■ **Exercise instructions**: Lift every line from the entries that includes the word "에이치는".

■ **Dataset**:

····················

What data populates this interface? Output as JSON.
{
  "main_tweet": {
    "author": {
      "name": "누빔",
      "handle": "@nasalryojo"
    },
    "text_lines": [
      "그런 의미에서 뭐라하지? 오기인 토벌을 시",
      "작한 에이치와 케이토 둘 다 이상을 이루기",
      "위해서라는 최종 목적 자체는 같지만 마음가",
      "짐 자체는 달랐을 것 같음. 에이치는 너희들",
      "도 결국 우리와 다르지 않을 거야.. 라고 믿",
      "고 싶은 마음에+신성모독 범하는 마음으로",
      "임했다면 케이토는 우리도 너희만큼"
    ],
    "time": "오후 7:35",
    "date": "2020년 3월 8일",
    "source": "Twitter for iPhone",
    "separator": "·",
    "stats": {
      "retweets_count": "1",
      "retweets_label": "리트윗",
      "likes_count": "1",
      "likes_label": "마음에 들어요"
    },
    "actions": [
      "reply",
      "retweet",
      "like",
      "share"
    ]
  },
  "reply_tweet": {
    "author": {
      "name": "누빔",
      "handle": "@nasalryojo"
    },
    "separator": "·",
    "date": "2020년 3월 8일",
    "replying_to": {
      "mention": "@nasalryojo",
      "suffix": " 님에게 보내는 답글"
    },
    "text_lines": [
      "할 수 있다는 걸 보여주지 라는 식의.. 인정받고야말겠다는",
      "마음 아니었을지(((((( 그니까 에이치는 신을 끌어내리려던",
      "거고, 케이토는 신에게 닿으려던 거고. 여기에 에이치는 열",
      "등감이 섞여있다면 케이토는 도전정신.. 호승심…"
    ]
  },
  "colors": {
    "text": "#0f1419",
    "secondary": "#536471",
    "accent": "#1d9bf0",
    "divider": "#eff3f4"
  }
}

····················

■ **Reply**:
      "짐 자체는 달랐을 것 같음. 에이치는 너희들",
      "마음 아니었을지(((((( 그니까 에이치는 신을 끌어내리려던",
      "거고, 케이토는 신에게 닿으려던 거고. 여기에 에이치는 열",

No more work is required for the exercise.